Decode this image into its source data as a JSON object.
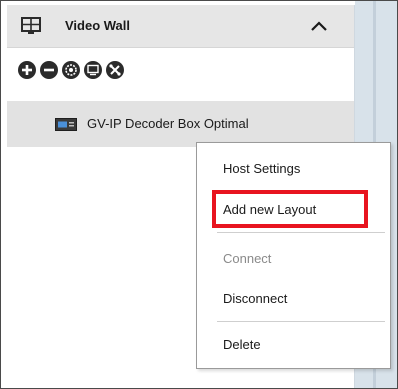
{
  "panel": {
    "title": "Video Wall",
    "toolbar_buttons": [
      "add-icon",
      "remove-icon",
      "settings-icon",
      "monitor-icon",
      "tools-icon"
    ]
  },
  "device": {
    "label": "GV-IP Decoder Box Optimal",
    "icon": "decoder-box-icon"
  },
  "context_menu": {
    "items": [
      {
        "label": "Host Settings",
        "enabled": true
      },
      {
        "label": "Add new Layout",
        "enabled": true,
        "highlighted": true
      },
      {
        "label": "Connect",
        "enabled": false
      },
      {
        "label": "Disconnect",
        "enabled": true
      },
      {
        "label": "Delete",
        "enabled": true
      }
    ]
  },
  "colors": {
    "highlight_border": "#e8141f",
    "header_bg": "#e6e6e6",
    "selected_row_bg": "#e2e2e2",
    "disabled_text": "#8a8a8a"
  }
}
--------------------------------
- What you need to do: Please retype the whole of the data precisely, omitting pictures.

- Solved problem:
Decode this image into its source data as a JSON object.
{
  "panel": {
    "title": "Video Wall",
    "toolbar_buttons": [
      "add-icon",
      "remove-icon",
      "settings-icon",
      "monitor-icon",
      "tools-icon"
    ]
  },
  "device": {
    "label": "GV-IP Decoder Box Optimal",
    "icon": "decoder-box-icon"
  },
  "context_menu": {
    "items": [
      {
        "label": "Host Settings",
        "enabled": true
      },
      {
        "label": "Add new Layout",
        "enabled": true,
        "highlighted": true
      },
      {
        "label": "Connect",
        "enabled": false
      },
      {
        "label": "Disconnect",
        "enabled": true
      },
      {
        "label": "Delete",
        "enabled": true
      }
    ]
  },
  "colors": {
    "highlight_border": "#e8141f",
    "header_bg": "#e6e6e6",
    "selected_row_bg": "#e2e2e2",
    "disabled_text": "#8a8a8a"
  }
}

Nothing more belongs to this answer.